The Solicitors Disciplinary Tribunal (SDT) has rejected allegations that a pro-Beijing lawyer and politician based in Hong Kong called for pro-independence protestors to be “killed mercilessly”.
At the same time, it dismissed an argument by counsel for Junius Ho Kwan-yiu, a former Hong Kong Law Society president, that there could be no link between remarks made at a rally in Hong Kong and trust in the profession in England and Wales.
The tribunal said the rule on maintaining public trust in yourself as a solicitor and the profession could be engaged even though Mr Ho had never practised in England and Wales, he attended the event as a politician and it took place in Hong Kong.
The SDT said that, if it found that “a solicitor on the roll had made public remarks supporting the incitement of violence against political opponents”, then “the most serious sanctions available were likely to be appropriate notwithstanding the remoteness of the conduct”.
The tribunal went on: “However, in the particular circumstances of this case, on the balance of the evidence presented, the respondent’s comments did not begin to approach this.”
Mr Ho is senior partner of KC Ho & Fong and a member of Hong Kong’s Legislative Council.

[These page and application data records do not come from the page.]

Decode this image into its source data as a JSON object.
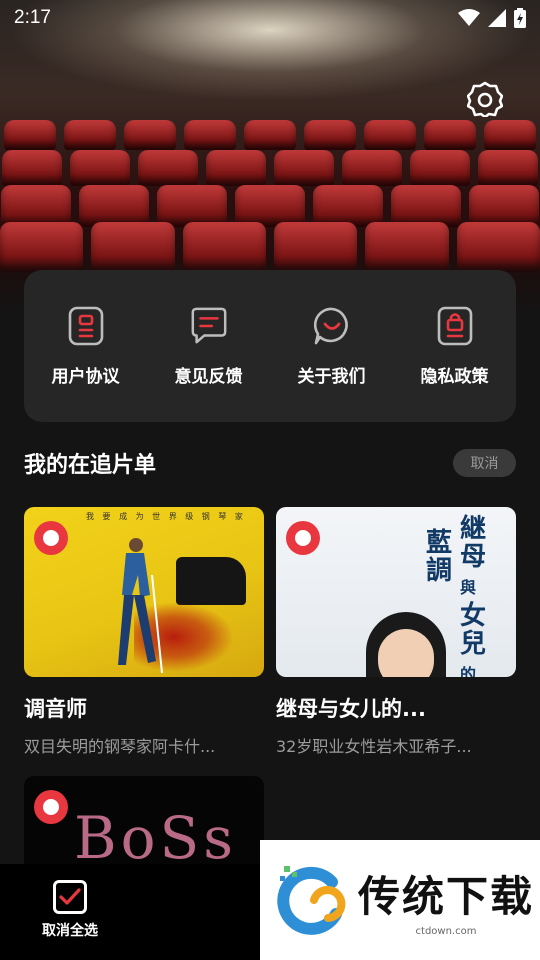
{
  "status_bar": {
    "time": "2:17",
    "icons": [
      "wifi-icon",
      "signal-icon",
      "battery-charging-icon"
    ]
  },
  "header": {
    "settings_icon": "gear-icon"
  },
  "menu": {
    "items": [
      {
        "label": "用户协议",
        "icon": "user-agreement-icon"
      },
      {
        "label": "意见反馈",
        "icon": "feedback-message-icon"
      },
      {
        "label": "关于我们",
        "icon": "about-smile-icon"
      },
      {
        "label": "隐私政策",
        "icon": "privacy-lock-icon"
      }
    ]
  },
  "watchlist": {
    "title": "我的在追片单",
    "cancel_label": "取消",
    "items": [
      {
        "title": "调音师",
        "desc": "双目失明的钢琴家阿卡什...",
        "poster_text": "我 要 成 为 世 界 级 钢 琴 家",
        "selected": true
      },
      {
        "title": "继母与女儿的...",
        "desc": "32岁职业女性岩木亚希子...",
        "poster_text": [
          "継母",
          "與",
          "女兒",
          "的",
          "藍調"
        ],
        "selected": true
      },
      {
        "title": "",
        "desc": "",
        "poster_text": "BoSs",
        "selected": true
      }
    ]
  },
  "bottom_bar": {
    "action_label": "取消全选"
  },
  "watermark": {
    "brand": "传统下载",
    "url": "ctdown.com"
  },
  "colors": {
    "accent": "#e8373f",
    "background": "#141414",
    "card": "#262626"
  }
}
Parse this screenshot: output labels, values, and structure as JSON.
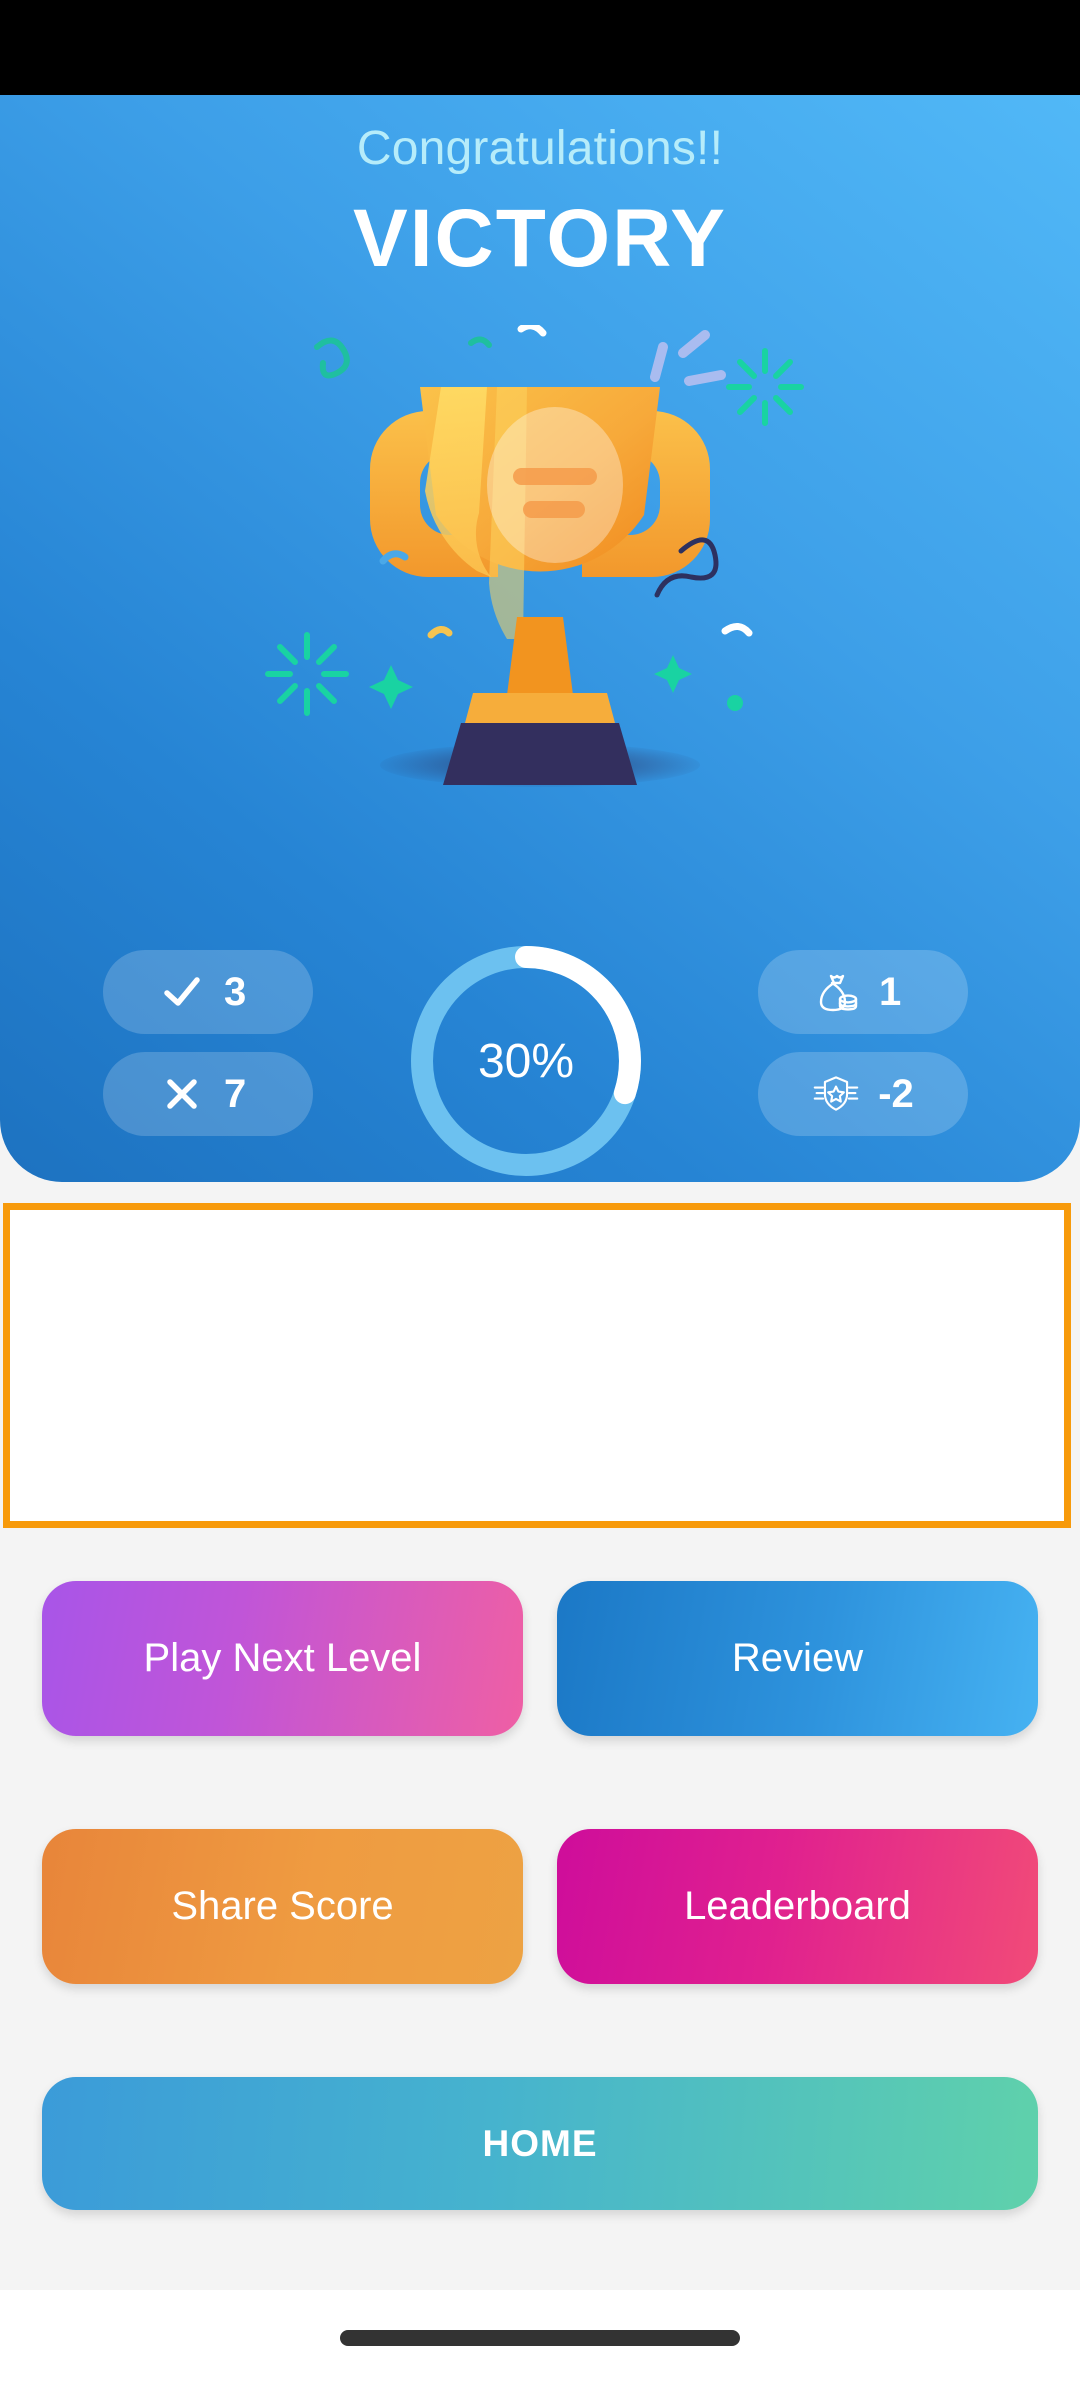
{
  "screen": {
    "name": "victory-result-screen",
    "background_color": "#f4f4f4"
  },
  "hero": {
    "subtitle": "Congratulations!!",
    "title": "VICTORY",
    "subtitle_color": "#b6ecfa",
    "title_color": "#ffffff",
    "gradient_from": "#51b8f7",
    "gradient_to": "#1d72c0",
    "illustration": "trophy-illustration"
  },
  "stats": {
    "left": [
      {
        "icon": "check-icon",
        "label": "correct-answers",
        "value": "3"
      },
      {
        "icon": "cross-icon",
        "label": "wrong-answers",
        "value": "7"
      }
    ],
    "right": [
      {
        "icon": "money-bag-icon",
        "label": "coins-earned",
        "value": "1"
      },
      {
        "icon": "rank-badge-icon",
        "label": "rank-change",
        "value": "-2"
      }
    ]
  },
  "progress": {
    "percent_label": "30%",
    "percent_value": 30,
    "track_color": "#6cc1f0",
    "fill_color": "#ffffff"
  },
  "ad": {
    "name": "ad-placeholder",
    "border_color": "#f79a0b",
    "background_color": "#ffffff",
    "content": ""
  },
  "buttons": {
    "play_next_level": "Play Next Level",
    "review": "Review",
    "share_score": "Share Score",
    "leaderboard": "Leaderboard",
    "home": "HOME",
    "colors": {
      "play_next_level": "#c055d8",
      "review": "#2e93dd",
      "share_score": "#ef9b41",
      "leaderboard": "#e0208f",
      "home": "#46b3ce"
    }
  },
  "nav": {
    "gesture_bar": "home-gesture-bar"
  }
}
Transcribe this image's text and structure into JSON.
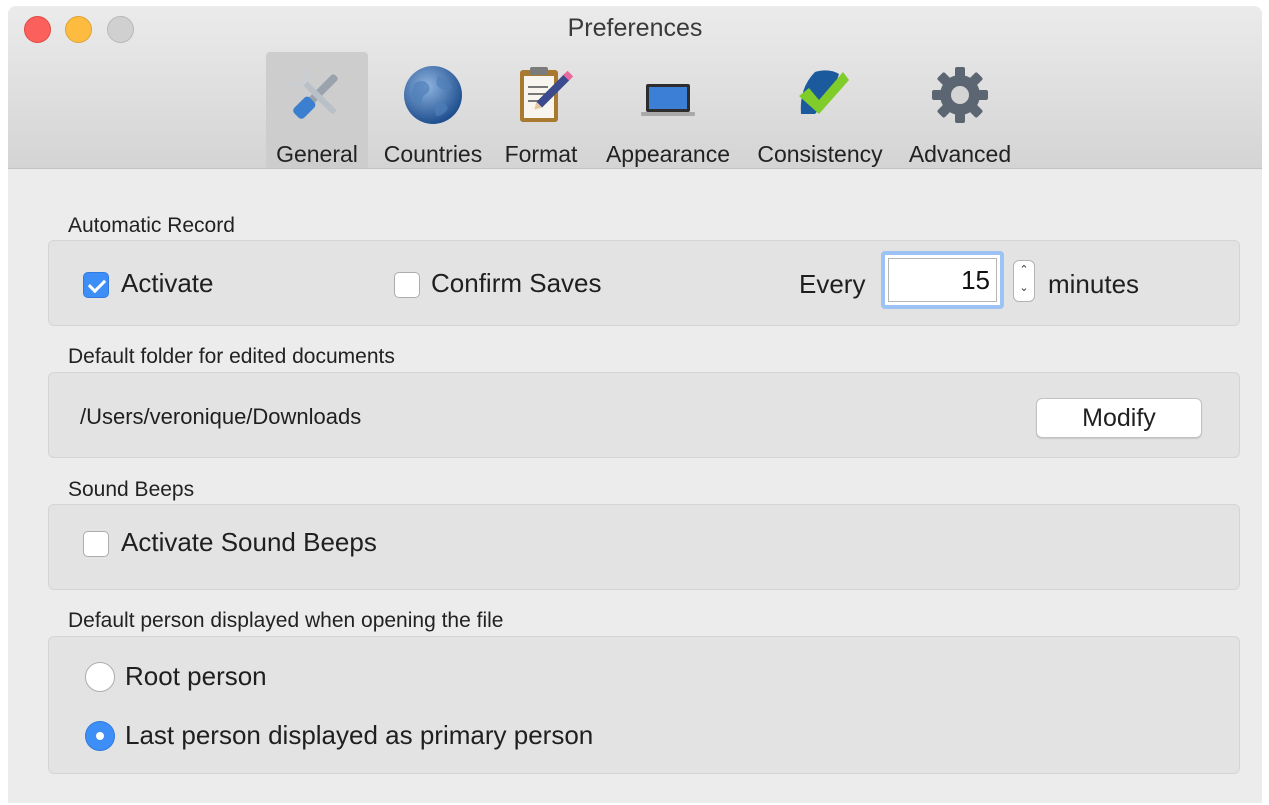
{
  "window": {
    "title": "Preferences"
  },
  "toolbar": {
    "tabs": [
      {
        "label": "General",
        "icon": "tools-icon",
        "selected": true
      },
      {
        "label": "Countries",
        "icon": "globe-icon",
        "selected": false
      },
      {
        "label": "Format",
        "icon": "clipboard-pencil-icon",
        "selected": false
      },
      {
        "label": "Appearance",
        "icon": "laptop-icon",
        "selected": false
      },
      {
        "label": "Consistency",
        "icon": "checkmark-icon",
        "selected": false
      },
      {
        "label": "Advanced",
        "icon": "gear-icon",
        "selected": false
      }
    ]
  },
  "automatic_record": {
    "title": "Automatic Record",
    "activate_label": "Activate",
    "activate_checked": true,
    "confirm_label": "Confirm Saves",
    "confirm_checked": false,
    "every_label": "Every",
    "interval_value": "15",
    "minutes_label": "minutes"
  },
  "default_folder": {
    "title": "Default folder for edited documents",
    "path": "/Users/veronique/Downloads",
    "modify_label": "Modify"
  },
  "sound_beeps": {
    "title": "Sound Beeps",
    "activate_label": "Activate Sound Beeps",
    "checked": false
  },
  "default_person": {
    "title": "Default person displayed when opening the file",
    "options": [
      {
        "label": "Root person",
        "selected": false
      },
      {
        "label": "Last person displayed as primary person",
        "selected": true
      }
    ]
  },
  "colors": {
    "accent": "#3d8ef7",
    "window_bg": "#ececec",
    "group_bg": "#e3e3e3"
  }
}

Qualified in Hong Kong in 1988, he has been a non-practising solicitor of England and Wales since 1997, having completed a law degree in England in 1984. He is also qualified in Singapore.
He was accused by the SRA of making comments during a public meeting in Hong Kong in September 2017 which “he knew on a reasonable interpretation, carried a meaning to the effect that political opponents to the issue under discussion should be killed; and/or were capable of being perceived as inciting violence against opponents; and/or were capable of causing offence”.
As an alternative, he was accused of making remarks which “supported and reinforced” comments made by someone else at the meeting which had those meanings.
Mr Ho was accused of the same offences relating to Facebook posts he made after the meeting.
The SDT heard that Mr Ho was on stage for the duration of the meeting, “reported by local media as having been attended by thousands of people”, held to call for the dismissal of a Hong Kong University employee said to have been involved in the pro-independence ‘Occupy’ movement that was active in 2017.
When he heard another speaker, Tang Shu-wo, use the phrase “we need to kill them” about the protestors, Mr Ho was accused of calling out “mercilessly!” on two occasions.
The SRA said that even though the Cantonese word “kill” could also mean “halt”, given his support for the speaker, “kill” was the only interpretation that could reasonably apply in this case.
In comments to the press afterwards and in his Facebook posts, Mr Ho was accused of repeating his belief that his political opponents should be killed.
Mr Ho argued that by interjecting the word “mercilessly”, he “intended to temper what was acknowledged to be an emotive political speech”.
In his comments after the meeting, Mr Ho “repeatedly clarified” that his words “were figurative and should not be taken out of context or as a literal endorsement of violence directed at political opponents” and he “subsequently ensured that no reasonable objective observer could conclude” that he encouraged the use of violence.
Counsel for Mr Ho also argued that there was “no nexus” between Mr Ho’s actions at a political event outside the UK and the profession in England and Wales.
Having reviewed a wealth of expert evidence on the interpretation of the words used by Mr Ho at the meeting and afterwards, the SRA accepted the view of expert witness Professor Richard Ho that Mr Ho’s words at the public event suggested merely “justice being carried out”.
The SDT said: “In his oral evidence Professor Ho described the phrase as harmless and a cliché which was used for dramatic effect.”
Since Mr Ho had “sought to temper the comments” made by Tang Shu-wo, his words were also not capable of causing offence.
Finding that all the SRA’s allegations against Mr Ho were not proved, the tribunal said the lawyer’s words were “not capable of being reasonably perceived as inciting violence”.
The SRA applied for costs of just under £65,000, and counsel for Mr Ho applied for a contribution to its costs of over £130,700. The tribunal made no order for costs, on the basis that the prosecution had been properly brought and reasonably pursued.